Flowers, or specifically the
flowers of some plants have long been used for flavoring and coloring food.
Among the most popular of these are the saffron and the chamomile.
Saffron (crocus sativus) is
used for coloring and flavoring dishes. It is one of the most expensive of
culinary ingredients as not all parts of the crocus flower from which it comes
from is used. In fact, only the stigmas of the flowers—the female reproductive
organ of the flower—is collected from each blossom.
Saffron is painstakingly
cultivated in the milder parts of Europe. Since the stigmas of the crocus flower
is very small, you can just imagine how much crocus flower is needed just to get
a pinch of saffron. As such, it is very expensive. Fortunately for gourmands,
nature compensates as only a small amount of saffron is enough to color a dish.
Yes, color! Although, saffron
does impart a mild flavor, it’s more desirable as a culinary ingredient
because of the golden color it imparts to foodstuff. Rice dishes, especially
those of Spanish or of Mediterranean provenance usually use saffron.
Another highly desired flower
is chamomile (matricaria camomilla), the blossoms of which are used for making
tea or tisanes—if you’re Italian. Anyway, the chamomile’s flower

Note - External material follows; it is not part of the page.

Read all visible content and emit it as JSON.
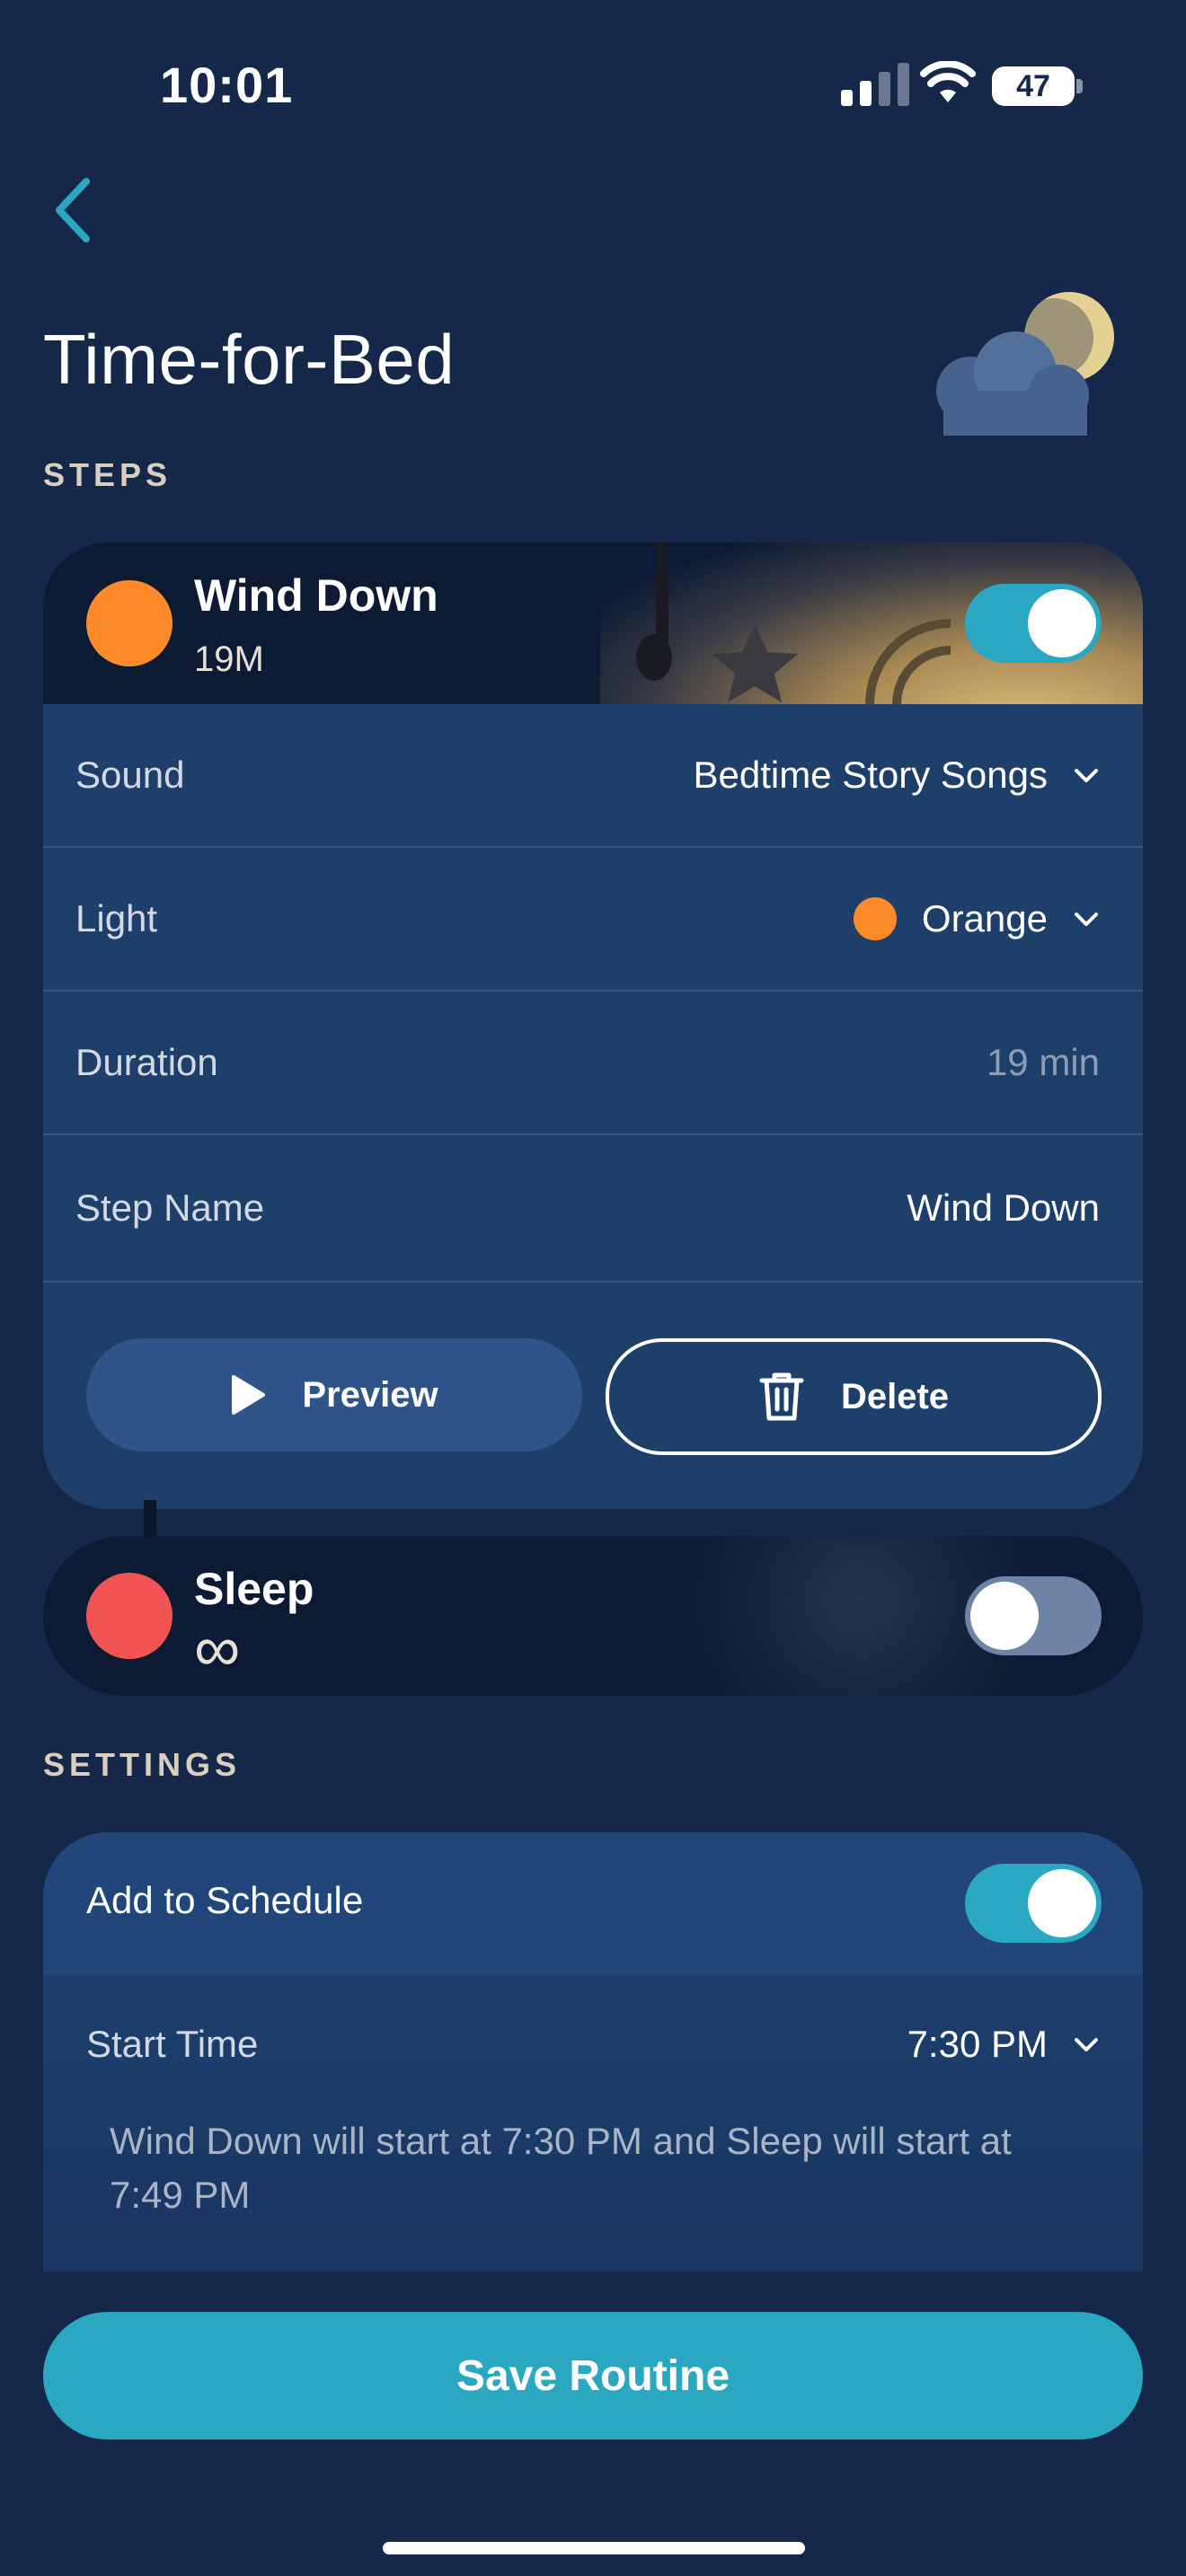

delicate-looking and resembles a daisy. It is deemed medicinal as chamomile
soothes the nerves, especially if one is feeling anxious.